Color the Valley deeper red
The election results in Mahoning and, particularly, Trumbull show the once-reliable Democratic counties are anything but that — and trends indicate they’ll turn even more Republican in coming years.
The biggest surprise is it has taken this long, as several other formerly Democratic stronghold counties in Ohio greatly changed.
To compete statewide, Democrats needed at least 60 percent of the vote in Mahoning and Trumbull counties.
Not that most of the statewide Democratic candidates had a chance in this election, but every one of them lost in Mahoning and Trumbull counties.
That included Democrat Tim Ryan, who’s from Trumbull and has represented that county and Mahoning in the U.S. House for the past 20 years.
Ryan lost to Republican J.D. Vance by 6.56 percent statewide, according to unofficial results.
He did even worse in Trumbull, losing to Vance by 7.18 percent. Ryan was closer in Mahoning, where he lost by 3.45 percent, but this says a lot about how much the Mahoning Valley has changed in the past few years.
Gov. Mike DeWine, the Republican incumbent, got 62.79 percent of the statewide vote, according to unofficial results.
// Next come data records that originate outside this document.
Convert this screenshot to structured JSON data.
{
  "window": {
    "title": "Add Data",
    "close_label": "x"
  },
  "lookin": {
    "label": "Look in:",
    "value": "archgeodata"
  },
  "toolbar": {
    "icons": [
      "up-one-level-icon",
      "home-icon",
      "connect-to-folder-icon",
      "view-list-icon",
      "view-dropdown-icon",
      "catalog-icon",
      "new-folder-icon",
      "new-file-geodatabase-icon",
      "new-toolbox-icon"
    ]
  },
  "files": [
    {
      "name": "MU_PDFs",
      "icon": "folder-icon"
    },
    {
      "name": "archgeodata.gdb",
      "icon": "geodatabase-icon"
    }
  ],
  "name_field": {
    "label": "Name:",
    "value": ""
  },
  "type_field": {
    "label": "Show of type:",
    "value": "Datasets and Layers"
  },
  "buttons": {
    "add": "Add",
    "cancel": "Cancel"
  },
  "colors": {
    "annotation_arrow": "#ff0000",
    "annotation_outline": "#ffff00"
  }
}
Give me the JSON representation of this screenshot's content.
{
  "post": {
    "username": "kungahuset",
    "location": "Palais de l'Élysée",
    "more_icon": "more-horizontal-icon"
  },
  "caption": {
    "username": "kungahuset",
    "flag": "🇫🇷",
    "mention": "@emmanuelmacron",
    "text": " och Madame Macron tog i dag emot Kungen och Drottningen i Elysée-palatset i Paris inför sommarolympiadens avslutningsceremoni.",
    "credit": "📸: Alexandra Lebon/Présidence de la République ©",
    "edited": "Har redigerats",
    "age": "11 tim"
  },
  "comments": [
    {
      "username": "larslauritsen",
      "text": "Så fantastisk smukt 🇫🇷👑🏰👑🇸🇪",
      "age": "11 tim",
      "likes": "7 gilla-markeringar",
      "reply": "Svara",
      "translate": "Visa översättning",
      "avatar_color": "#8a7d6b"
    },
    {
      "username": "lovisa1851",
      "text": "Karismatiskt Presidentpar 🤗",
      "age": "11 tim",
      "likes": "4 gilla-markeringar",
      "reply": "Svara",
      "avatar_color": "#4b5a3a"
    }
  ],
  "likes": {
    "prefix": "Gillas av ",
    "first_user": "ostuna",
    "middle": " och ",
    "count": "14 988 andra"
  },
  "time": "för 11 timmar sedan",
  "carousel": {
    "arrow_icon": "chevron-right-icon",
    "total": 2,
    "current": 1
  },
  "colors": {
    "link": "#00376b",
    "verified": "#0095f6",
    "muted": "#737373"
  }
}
He did even better in Mahoning, where he got 65.25 percent of the vote, and in Trumbull with 66.61 percent of the vote.
A lot has changed in the past six years, in part due to the rise in popularity of former President Donald Trump.
The Valley’s state legislative delegation next year will have a single Democratic Party member. Before the 2018 election, Mahoning and Trumbull’s six legislative positions all were held by Democrats.
The switch to Republican already has occurred in Trumbull County despite frequent infighting among party members. Every Republican on Tuesday’s ballot in a contested race in Trumbull won.
Republican Denny Malloy beat Democrat Michael J. O’Brien, who previously won 28 straight elections going back four decades and is one of the area’s best known politicians, for county commissioner by 2.6 percent. Republican Martha Yoder won the county auditor race by 3.4 percent over Democrat Tod Latell, the sitting county recorder who comes from a family with a long political history in Trumbull.
Malloy and Yoder said they were successful with virtually no assistance from the county Republican Party.
“Not one single Republican Party officer was at our victory party,” Malloy said. “None of them attended any fundraisers for Martha or for me, and only one attended a fundraiser for Nick Santucci,” who won the 64th Ohio House District race. “The only thing the Trumbull Republican Party did was put a slate card in the (news)paper.”
He added that if the party had provided assistance, he, Yoder and Santucci would have won by even larger margins.
“I got more help from Tom McCabe and officers in Mahoning County than I did in Trumbull,” Malloy said. McCabe is the Mahoning County Republican Party chairman.
Yoder said: “The local party was of no help to me, Denny and Nick. Some officers didn’t want to support us. We would have won by more with a united party.”
Trumbull Republican Chairman Michael Bollas said Tuesday’s results “clearly show we’ve turned the corner, and we are in a red county.”
He said: “I don’t think it had anything to do with Trump. It had to do with values in our county.”
Asked about the criticism from Malloy and Yoder, Bollas said: “I’m not going to get into those issues. We supported all the candidates. That’s all I’m going to say.”
Bollas said he’s looking to 2024 when many county offices, almost all held by Democrats, will be on the ballot.
So is McCabe in Mahoning.
“We’ll come back in 2024 and do even better,” he said. “There’s momentum and excitement, and it’s growing.”
All the statewide candidates won Mahoning County with state Sen. Michael Rulli, R-Salem, and state Rep. Al Cutrona, R-Canfield, being re-elected. Also, Republican Geno DiFabio, running in his first race, came within 204 votes of beating three-term Commissioner Carol Rimedio-Righetti, a Democrat. There are still numerous uncounted votes in that race.
Unlike Bollas, McCabe said Trump’s success in the area is a huge reason for that momentum.
“The Trump voters stayed with us, and it’s had a ripple effect,” he said. “Trumbull and Mahoning are turning red. It’s making it tougher for Democrats to win.”
Skolnick covers politics for The Vindicator and the Tribune Chronicle.